**YOUR ASSIGNMENT**: Return each line of the records below that contains the word "Alat".
____
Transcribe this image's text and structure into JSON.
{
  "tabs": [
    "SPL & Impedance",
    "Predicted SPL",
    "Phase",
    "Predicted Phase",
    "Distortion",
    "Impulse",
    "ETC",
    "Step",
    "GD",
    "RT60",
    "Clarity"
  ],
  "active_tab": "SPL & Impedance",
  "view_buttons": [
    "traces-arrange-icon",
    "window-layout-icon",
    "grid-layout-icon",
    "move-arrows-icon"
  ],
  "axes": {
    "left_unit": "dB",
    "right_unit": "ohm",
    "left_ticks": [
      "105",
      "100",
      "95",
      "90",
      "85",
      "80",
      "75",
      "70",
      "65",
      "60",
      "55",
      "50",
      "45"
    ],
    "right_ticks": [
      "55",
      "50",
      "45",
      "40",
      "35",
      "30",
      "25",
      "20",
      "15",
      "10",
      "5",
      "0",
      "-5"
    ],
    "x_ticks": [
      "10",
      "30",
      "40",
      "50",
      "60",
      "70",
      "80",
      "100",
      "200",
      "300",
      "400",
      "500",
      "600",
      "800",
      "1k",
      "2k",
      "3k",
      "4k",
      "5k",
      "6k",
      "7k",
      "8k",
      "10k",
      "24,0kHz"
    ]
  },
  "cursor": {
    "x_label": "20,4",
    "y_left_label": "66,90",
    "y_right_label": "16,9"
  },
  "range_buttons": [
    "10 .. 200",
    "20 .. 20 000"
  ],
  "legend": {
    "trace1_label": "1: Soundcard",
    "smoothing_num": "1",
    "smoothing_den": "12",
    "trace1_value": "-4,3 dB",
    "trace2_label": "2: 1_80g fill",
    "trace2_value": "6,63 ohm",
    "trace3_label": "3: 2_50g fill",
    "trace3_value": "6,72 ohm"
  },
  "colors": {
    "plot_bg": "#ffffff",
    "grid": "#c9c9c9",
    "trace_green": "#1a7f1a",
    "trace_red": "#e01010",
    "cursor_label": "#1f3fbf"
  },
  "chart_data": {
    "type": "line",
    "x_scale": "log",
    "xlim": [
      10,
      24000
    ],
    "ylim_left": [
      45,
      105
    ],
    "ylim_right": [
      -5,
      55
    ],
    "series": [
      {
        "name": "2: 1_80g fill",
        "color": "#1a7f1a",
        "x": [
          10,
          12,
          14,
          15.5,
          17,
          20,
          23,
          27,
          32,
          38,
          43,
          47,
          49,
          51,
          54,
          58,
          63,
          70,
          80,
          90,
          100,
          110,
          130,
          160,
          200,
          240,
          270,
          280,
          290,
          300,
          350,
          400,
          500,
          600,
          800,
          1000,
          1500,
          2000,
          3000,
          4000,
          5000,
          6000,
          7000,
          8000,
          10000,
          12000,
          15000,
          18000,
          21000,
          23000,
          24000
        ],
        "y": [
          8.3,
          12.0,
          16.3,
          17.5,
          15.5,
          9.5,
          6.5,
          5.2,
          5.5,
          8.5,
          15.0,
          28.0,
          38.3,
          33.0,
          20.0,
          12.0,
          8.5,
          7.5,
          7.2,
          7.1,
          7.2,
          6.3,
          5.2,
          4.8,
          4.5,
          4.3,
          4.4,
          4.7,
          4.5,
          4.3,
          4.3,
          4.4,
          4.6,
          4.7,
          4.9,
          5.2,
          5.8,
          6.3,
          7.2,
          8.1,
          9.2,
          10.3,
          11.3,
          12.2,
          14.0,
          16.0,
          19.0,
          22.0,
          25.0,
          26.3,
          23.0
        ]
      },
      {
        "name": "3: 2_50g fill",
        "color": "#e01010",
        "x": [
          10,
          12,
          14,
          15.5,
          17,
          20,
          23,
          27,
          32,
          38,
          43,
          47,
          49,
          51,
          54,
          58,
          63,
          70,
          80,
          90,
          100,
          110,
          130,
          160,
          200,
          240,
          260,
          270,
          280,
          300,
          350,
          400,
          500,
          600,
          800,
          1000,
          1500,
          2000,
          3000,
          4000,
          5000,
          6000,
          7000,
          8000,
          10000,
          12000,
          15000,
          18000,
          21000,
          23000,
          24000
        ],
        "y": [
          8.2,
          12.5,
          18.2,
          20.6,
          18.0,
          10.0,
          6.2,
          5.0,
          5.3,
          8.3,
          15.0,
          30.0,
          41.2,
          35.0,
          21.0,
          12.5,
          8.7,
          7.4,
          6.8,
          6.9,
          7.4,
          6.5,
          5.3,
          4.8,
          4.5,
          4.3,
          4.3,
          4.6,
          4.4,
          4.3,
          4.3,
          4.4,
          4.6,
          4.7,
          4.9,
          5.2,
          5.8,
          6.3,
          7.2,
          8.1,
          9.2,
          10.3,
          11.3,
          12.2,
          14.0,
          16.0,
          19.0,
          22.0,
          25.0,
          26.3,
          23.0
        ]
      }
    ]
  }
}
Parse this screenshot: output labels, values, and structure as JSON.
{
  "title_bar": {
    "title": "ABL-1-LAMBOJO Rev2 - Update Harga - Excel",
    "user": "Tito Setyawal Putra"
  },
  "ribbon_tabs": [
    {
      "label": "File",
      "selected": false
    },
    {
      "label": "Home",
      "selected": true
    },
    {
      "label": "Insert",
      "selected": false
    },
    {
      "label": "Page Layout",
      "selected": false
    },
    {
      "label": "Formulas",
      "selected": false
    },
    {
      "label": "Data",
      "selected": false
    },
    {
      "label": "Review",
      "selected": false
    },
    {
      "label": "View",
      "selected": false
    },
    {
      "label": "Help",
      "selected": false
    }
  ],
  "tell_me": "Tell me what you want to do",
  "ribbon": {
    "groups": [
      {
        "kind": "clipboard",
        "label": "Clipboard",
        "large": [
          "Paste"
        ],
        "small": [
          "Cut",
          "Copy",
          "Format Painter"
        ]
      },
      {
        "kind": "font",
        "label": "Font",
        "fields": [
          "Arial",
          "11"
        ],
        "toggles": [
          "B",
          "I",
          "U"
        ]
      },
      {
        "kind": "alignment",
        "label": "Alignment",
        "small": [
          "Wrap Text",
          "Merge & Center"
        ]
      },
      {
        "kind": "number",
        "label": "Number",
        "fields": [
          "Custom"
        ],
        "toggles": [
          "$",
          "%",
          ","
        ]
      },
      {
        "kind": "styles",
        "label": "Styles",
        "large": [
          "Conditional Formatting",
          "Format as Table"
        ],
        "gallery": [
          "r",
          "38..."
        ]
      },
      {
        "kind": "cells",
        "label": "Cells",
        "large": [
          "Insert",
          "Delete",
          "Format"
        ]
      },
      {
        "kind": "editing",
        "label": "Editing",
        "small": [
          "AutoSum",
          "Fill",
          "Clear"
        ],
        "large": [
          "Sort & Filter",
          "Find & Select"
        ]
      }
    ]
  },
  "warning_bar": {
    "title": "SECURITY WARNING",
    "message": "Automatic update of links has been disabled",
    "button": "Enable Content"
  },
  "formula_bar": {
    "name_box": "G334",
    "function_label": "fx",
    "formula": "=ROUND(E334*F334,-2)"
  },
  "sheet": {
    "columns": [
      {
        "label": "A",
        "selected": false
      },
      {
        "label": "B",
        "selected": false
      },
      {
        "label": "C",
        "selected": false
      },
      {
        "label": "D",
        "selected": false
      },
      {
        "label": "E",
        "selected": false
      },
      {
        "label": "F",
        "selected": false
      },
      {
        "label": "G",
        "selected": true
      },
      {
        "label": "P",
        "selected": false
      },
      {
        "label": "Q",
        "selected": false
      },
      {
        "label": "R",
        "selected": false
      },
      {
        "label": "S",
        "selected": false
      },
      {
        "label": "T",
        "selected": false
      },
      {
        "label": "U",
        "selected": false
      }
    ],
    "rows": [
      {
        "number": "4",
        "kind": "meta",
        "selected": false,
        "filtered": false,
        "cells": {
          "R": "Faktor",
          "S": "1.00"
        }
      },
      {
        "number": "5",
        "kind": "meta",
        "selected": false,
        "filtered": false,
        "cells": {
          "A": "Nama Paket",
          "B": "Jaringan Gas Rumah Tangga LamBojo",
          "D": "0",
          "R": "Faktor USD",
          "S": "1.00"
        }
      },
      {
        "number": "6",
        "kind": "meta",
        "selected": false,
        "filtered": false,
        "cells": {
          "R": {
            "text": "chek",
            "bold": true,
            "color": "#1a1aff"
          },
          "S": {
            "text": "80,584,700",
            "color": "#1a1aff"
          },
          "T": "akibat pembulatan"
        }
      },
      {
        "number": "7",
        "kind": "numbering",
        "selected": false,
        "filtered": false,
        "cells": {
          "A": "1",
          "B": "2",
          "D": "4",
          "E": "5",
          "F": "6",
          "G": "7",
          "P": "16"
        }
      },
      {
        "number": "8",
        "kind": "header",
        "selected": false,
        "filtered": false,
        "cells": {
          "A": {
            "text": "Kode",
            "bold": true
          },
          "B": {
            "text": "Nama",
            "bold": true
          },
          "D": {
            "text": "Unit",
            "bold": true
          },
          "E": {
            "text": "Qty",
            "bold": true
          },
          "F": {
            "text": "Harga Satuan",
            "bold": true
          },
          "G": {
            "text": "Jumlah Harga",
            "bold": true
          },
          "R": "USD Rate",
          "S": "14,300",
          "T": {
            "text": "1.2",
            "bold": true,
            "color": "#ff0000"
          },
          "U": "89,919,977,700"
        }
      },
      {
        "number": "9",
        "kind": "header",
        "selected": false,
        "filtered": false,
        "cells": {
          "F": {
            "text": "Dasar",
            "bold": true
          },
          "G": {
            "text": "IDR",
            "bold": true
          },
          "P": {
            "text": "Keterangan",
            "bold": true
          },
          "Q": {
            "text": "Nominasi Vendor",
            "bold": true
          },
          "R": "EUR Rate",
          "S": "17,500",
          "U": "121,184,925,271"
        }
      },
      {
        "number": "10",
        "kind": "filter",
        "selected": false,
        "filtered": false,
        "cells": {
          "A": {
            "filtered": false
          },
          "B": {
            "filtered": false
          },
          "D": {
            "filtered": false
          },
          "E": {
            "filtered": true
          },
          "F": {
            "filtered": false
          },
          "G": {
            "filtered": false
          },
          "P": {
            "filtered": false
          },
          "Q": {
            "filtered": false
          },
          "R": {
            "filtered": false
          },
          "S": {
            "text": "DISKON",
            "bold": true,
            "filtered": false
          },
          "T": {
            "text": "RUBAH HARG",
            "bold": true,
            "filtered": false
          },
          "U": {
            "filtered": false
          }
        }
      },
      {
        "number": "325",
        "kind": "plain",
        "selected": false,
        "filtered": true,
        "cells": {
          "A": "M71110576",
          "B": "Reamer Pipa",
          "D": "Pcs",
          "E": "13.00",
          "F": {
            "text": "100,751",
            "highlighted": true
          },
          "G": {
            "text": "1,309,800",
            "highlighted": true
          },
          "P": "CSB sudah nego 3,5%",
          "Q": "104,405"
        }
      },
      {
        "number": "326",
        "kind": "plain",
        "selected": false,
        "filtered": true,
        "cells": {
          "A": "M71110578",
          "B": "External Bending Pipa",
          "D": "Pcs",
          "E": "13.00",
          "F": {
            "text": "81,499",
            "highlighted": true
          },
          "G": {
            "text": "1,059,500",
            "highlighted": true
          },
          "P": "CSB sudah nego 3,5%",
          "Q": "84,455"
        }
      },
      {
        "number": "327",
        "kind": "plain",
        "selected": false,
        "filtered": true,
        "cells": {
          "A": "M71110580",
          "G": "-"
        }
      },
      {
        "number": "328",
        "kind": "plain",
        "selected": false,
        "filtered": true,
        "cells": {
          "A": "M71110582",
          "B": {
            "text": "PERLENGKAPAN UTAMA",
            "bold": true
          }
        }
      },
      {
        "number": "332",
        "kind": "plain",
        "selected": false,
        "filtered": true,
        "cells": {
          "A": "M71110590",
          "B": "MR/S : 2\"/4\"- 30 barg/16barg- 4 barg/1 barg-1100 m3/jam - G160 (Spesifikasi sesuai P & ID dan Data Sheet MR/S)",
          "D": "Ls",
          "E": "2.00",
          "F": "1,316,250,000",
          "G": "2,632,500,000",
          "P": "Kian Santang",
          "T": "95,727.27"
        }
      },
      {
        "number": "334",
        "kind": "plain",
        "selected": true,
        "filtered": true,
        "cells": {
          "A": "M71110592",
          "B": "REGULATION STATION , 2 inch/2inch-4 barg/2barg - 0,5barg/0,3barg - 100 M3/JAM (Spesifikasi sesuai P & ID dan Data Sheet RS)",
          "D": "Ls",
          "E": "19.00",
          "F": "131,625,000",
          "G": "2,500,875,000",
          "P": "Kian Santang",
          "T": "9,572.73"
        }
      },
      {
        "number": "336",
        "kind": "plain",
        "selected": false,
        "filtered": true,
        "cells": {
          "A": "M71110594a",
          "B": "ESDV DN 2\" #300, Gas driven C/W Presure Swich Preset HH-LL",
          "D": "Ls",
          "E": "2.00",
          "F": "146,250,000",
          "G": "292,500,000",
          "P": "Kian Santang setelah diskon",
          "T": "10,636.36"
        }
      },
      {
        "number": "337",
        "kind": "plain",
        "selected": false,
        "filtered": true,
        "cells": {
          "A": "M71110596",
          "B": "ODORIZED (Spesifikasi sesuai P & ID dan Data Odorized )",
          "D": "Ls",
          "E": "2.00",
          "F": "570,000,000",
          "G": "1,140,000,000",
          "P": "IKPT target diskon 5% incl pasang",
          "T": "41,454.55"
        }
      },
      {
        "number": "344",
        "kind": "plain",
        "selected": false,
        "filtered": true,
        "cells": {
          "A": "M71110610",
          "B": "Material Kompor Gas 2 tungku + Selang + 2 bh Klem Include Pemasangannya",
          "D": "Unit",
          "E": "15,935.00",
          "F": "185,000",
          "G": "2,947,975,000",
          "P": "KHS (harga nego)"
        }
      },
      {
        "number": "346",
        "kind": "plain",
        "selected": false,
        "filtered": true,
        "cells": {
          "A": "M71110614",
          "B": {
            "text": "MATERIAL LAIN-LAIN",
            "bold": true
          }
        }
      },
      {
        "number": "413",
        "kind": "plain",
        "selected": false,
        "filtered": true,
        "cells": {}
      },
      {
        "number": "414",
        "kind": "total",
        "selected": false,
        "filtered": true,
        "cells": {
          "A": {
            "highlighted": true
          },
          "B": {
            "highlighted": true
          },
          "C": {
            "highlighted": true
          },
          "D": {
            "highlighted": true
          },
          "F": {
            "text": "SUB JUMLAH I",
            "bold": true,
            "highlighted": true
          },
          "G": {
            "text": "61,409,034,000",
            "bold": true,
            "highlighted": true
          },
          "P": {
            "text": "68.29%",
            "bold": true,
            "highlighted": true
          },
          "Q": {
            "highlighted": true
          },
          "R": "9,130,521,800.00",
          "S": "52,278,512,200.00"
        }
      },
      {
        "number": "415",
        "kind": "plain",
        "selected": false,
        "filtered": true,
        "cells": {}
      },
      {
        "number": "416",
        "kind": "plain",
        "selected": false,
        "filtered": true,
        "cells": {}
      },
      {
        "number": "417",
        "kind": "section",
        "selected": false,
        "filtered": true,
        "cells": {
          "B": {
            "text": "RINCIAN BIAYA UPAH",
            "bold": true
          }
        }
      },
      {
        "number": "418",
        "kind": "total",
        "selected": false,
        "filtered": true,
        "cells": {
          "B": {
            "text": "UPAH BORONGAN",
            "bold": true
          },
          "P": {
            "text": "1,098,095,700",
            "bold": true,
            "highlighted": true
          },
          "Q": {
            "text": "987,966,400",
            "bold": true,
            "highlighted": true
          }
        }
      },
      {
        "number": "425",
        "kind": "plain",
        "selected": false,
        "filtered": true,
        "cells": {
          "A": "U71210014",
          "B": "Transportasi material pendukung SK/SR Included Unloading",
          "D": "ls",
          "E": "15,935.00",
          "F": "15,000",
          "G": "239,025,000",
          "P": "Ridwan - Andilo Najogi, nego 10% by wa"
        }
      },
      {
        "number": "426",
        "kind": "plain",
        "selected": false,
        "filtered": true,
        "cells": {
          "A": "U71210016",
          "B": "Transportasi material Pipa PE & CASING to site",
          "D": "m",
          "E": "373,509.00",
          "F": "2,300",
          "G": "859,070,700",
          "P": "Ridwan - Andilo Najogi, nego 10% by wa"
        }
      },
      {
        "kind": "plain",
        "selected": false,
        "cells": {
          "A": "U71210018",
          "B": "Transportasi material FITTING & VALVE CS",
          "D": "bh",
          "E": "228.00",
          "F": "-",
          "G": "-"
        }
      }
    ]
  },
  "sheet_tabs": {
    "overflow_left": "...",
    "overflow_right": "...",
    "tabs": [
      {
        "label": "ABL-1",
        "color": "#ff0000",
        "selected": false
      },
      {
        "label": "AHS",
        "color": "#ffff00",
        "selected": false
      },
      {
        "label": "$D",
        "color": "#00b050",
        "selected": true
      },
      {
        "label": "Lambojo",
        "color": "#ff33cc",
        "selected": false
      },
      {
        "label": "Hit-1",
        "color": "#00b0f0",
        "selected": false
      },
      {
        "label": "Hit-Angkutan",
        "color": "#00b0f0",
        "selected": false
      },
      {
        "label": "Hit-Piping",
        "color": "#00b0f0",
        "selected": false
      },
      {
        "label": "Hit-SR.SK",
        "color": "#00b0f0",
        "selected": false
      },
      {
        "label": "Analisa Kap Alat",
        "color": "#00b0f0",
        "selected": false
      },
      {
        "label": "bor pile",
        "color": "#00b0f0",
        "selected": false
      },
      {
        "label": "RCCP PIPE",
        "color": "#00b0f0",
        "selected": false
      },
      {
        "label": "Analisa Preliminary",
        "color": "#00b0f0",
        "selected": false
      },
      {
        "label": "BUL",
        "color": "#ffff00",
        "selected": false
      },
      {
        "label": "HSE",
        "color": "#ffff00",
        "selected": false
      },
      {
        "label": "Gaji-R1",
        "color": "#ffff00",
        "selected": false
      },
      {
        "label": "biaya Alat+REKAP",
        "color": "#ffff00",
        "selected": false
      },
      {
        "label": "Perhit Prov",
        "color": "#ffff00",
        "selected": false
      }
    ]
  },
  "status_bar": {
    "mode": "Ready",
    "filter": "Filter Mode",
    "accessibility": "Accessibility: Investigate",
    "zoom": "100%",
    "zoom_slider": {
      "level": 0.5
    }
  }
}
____
**YOUR SOLUTION**:
        "label": "Analisa Kap Alat",
        "label": "biaya Alat+REKAP",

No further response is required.